-- What needs to be done --
When a line in the listing contains the string "Scan", pick it out and copy it.

■ ■ ■ ■ ■

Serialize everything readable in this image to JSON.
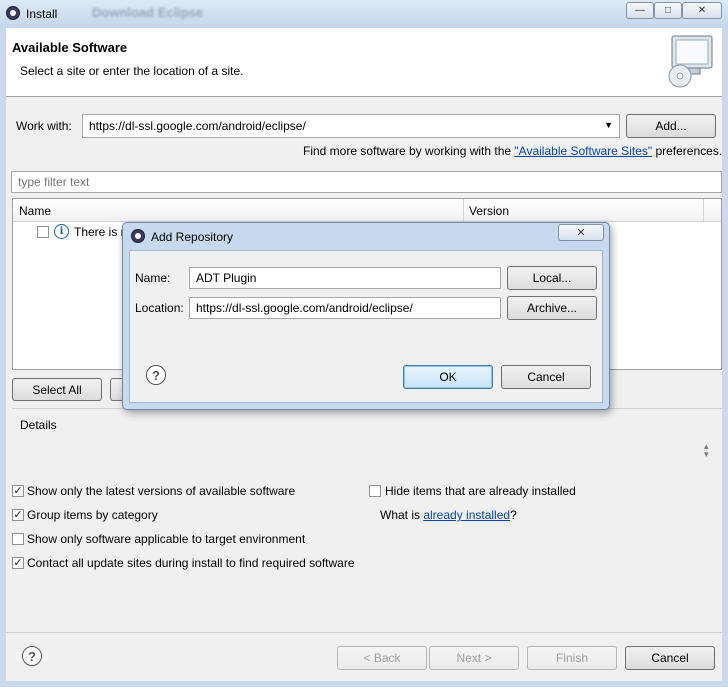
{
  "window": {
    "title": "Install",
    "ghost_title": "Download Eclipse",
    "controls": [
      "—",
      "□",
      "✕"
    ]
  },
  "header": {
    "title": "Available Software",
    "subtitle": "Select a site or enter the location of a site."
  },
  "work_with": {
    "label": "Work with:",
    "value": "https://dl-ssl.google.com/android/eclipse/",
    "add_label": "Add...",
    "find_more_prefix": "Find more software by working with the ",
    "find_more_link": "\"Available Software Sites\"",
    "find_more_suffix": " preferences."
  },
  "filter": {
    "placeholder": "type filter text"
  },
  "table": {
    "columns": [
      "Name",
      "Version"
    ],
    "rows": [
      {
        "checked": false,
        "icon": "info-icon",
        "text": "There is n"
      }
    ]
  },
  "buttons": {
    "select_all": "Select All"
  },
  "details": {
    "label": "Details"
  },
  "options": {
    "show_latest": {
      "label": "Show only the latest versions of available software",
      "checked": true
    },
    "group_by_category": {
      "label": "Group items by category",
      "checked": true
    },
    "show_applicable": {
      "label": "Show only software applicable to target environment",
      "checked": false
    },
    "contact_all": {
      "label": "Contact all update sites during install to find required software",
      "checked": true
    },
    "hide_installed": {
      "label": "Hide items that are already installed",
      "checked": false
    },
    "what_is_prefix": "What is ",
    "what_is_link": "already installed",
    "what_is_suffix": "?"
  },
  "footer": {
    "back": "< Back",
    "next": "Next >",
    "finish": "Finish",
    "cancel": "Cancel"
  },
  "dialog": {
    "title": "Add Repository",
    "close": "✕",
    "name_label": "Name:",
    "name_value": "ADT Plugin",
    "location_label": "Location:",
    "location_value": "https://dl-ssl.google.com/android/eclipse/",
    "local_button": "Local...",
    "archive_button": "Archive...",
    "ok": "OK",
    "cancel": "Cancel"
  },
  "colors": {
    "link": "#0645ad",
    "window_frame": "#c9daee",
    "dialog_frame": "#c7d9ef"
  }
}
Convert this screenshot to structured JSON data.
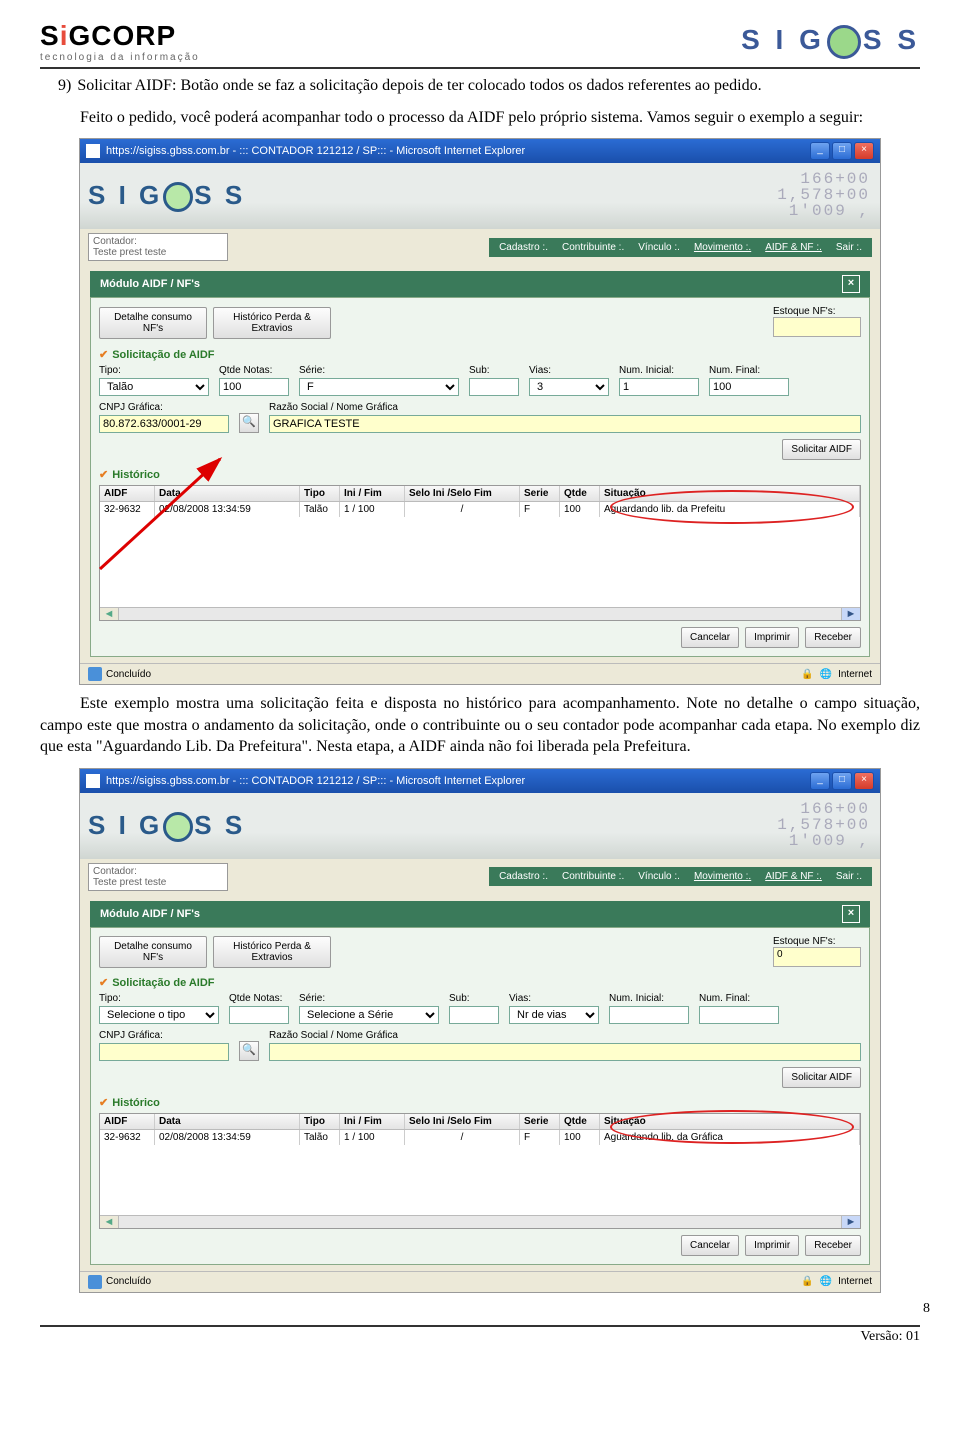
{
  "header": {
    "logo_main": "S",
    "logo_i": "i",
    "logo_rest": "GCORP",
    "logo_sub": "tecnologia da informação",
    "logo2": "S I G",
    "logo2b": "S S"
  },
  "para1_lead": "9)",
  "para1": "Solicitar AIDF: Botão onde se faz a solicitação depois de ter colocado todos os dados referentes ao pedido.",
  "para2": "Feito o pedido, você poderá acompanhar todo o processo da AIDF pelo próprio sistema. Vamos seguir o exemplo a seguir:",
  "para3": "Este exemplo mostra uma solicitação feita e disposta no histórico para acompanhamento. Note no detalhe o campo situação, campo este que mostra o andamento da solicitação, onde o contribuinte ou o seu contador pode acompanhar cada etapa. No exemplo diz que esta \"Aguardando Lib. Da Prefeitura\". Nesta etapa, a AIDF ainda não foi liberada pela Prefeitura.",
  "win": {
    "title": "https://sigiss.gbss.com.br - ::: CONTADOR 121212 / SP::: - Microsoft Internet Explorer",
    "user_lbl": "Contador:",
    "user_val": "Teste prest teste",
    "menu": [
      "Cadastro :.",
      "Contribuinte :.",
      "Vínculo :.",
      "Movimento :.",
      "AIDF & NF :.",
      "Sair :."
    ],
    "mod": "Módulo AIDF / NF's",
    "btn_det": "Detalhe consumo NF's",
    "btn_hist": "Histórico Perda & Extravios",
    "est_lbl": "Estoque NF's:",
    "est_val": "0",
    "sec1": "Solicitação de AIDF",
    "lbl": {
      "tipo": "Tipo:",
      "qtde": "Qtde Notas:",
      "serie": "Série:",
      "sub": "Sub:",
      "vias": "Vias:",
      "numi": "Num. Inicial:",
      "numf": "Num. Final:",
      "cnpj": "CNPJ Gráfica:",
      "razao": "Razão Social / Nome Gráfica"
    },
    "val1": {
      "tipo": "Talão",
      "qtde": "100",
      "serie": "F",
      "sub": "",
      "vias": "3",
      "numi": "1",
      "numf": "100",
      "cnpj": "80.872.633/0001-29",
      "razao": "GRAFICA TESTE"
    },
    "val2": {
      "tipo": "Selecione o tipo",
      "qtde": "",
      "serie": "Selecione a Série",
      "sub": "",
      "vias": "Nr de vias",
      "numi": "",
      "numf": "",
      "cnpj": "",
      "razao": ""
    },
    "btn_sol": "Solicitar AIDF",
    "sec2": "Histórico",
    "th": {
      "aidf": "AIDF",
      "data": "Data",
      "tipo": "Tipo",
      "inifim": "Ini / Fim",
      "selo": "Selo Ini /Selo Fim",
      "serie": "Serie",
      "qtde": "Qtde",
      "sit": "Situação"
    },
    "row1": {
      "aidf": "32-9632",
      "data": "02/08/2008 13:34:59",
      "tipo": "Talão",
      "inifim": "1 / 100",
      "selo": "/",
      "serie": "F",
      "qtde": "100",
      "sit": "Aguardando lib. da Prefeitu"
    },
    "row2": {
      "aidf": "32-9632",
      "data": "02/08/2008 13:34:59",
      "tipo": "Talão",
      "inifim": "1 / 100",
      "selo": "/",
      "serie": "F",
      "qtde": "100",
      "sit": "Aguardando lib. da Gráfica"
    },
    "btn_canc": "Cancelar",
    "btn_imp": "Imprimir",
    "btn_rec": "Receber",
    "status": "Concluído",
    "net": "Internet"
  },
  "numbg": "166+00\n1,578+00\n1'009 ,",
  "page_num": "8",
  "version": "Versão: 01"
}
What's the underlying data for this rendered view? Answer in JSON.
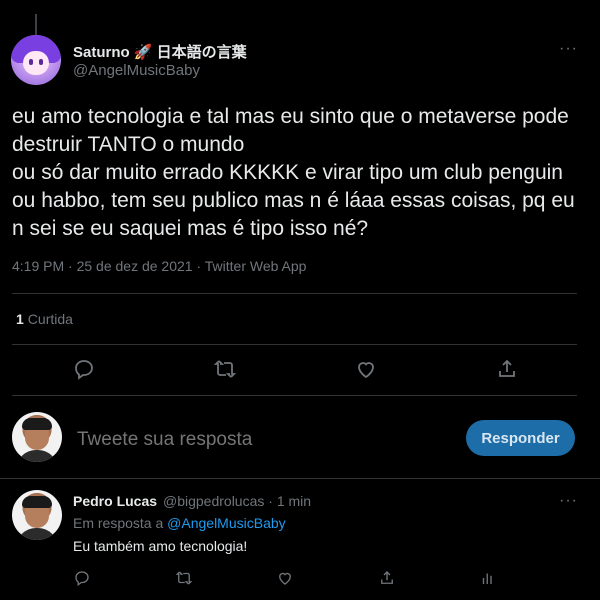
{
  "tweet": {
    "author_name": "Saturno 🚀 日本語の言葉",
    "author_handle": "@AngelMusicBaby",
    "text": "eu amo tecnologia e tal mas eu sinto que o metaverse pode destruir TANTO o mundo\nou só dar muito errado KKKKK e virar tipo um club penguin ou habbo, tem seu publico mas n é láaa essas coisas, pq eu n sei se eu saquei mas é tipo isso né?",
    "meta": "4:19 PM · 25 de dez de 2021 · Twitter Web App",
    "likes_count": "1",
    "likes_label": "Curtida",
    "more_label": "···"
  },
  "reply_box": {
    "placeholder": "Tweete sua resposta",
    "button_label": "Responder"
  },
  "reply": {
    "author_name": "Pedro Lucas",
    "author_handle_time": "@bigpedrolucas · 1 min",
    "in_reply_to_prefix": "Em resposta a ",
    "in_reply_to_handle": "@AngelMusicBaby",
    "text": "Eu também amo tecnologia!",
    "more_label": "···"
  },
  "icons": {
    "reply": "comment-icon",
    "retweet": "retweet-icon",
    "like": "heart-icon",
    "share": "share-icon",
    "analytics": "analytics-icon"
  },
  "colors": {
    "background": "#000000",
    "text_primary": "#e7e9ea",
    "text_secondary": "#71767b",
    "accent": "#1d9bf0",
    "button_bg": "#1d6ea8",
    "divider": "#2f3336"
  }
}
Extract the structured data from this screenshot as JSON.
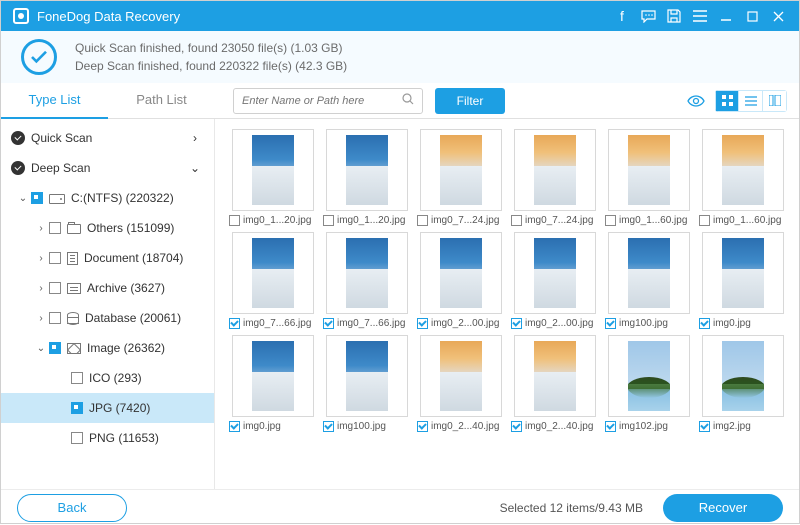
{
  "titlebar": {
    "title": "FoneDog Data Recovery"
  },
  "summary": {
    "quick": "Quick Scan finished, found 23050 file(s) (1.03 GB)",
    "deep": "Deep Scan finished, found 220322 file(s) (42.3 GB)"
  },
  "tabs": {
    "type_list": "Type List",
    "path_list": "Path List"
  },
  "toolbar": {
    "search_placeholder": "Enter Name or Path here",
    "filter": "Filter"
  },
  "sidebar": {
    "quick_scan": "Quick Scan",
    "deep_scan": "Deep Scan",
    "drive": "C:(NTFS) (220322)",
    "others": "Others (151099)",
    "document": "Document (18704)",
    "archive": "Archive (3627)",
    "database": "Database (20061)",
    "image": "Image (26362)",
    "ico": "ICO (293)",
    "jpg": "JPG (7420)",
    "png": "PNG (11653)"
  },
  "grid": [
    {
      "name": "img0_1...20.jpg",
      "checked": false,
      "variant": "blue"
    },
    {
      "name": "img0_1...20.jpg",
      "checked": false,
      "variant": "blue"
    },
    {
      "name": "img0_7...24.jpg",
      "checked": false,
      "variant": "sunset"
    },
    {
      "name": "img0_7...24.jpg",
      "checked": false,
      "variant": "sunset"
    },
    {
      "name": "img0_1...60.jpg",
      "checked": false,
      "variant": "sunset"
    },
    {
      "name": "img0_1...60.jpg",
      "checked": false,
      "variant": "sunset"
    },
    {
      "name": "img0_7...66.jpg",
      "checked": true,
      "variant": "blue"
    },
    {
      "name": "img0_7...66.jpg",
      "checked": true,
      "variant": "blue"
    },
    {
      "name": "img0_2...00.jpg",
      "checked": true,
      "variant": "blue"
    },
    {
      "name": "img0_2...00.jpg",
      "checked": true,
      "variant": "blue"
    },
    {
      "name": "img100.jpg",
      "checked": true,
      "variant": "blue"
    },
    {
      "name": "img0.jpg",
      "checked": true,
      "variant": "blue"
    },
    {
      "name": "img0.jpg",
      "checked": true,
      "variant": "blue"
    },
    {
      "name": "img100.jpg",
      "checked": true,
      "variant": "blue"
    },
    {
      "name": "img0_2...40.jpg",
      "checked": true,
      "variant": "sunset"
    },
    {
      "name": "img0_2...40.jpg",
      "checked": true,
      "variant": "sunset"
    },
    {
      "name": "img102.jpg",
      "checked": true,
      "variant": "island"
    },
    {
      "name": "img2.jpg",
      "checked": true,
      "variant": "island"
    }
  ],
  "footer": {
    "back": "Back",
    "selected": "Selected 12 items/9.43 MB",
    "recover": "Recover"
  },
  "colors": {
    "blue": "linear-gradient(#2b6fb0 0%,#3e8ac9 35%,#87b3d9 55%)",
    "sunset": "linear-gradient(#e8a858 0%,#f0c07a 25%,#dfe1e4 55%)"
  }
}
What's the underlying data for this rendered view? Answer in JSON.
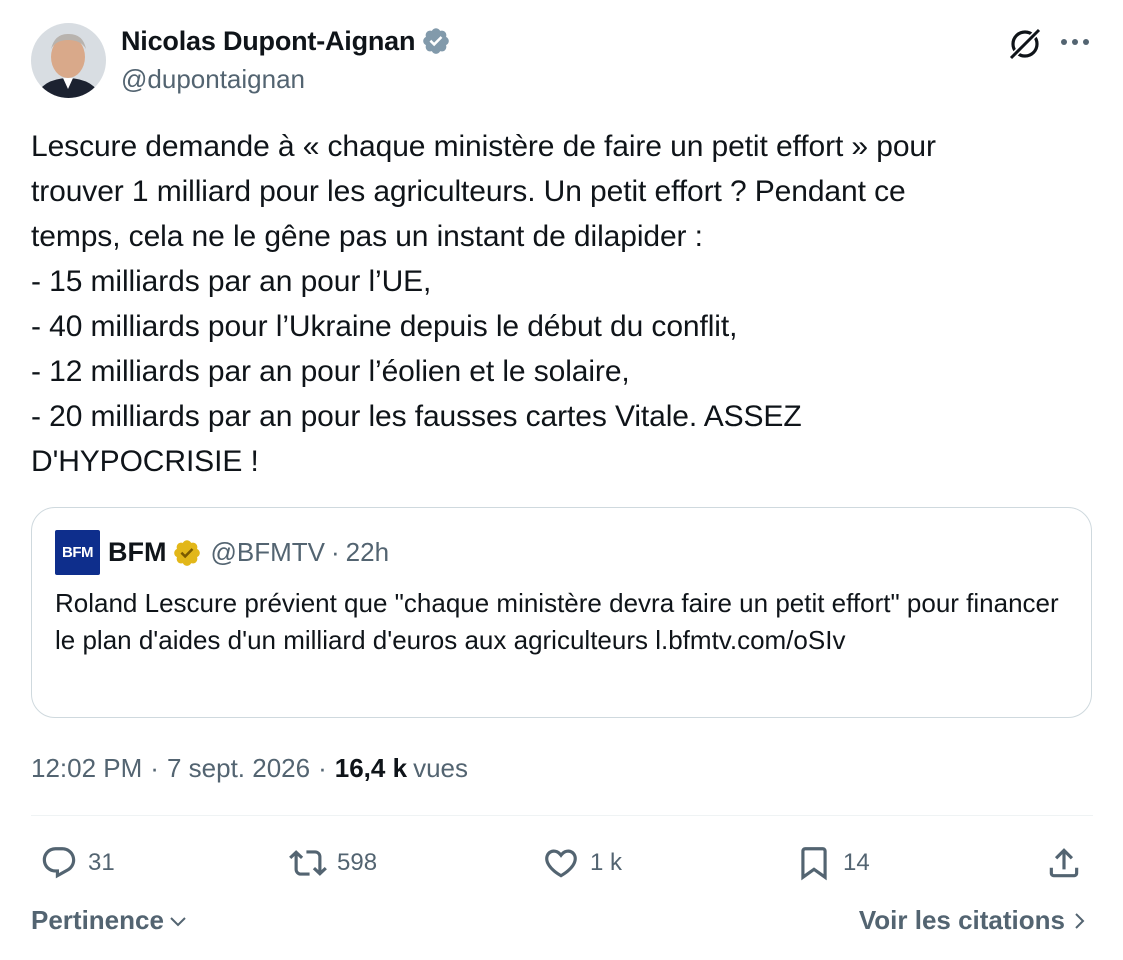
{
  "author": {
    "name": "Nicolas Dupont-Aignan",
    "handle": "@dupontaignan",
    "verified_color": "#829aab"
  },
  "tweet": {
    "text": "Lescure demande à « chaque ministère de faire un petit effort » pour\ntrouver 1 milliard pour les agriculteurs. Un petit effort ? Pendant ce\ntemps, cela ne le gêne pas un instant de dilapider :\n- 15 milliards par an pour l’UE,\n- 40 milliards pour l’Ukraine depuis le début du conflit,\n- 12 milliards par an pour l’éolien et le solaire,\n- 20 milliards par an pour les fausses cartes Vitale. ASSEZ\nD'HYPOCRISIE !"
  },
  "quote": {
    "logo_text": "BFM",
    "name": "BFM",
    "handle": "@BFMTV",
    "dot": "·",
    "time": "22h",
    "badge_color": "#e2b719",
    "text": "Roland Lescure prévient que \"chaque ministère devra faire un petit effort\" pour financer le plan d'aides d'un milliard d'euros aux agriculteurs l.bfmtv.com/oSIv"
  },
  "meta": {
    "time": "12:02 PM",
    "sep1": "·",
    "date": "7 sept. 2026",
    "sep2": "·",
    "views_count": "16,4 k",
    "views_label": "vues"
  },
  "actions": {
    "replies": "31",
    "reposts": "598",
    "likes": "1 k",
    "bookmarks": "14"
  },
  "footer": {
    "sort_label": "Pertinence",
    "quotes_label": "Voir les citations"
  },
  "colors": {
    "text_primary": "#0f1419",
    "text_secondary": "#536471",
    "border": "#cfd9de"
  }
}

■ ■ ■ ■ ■

-- Answer to this task --
    "quick": "Quick Scan finished, found 23050 file(s) (1.03 GB)",
    "deep": "Deep Scan finished, found 220322 file(s) (42.3 GB)"
    "quick_scan": "Quick Scan",
    "deep_scan": "Deep Scan",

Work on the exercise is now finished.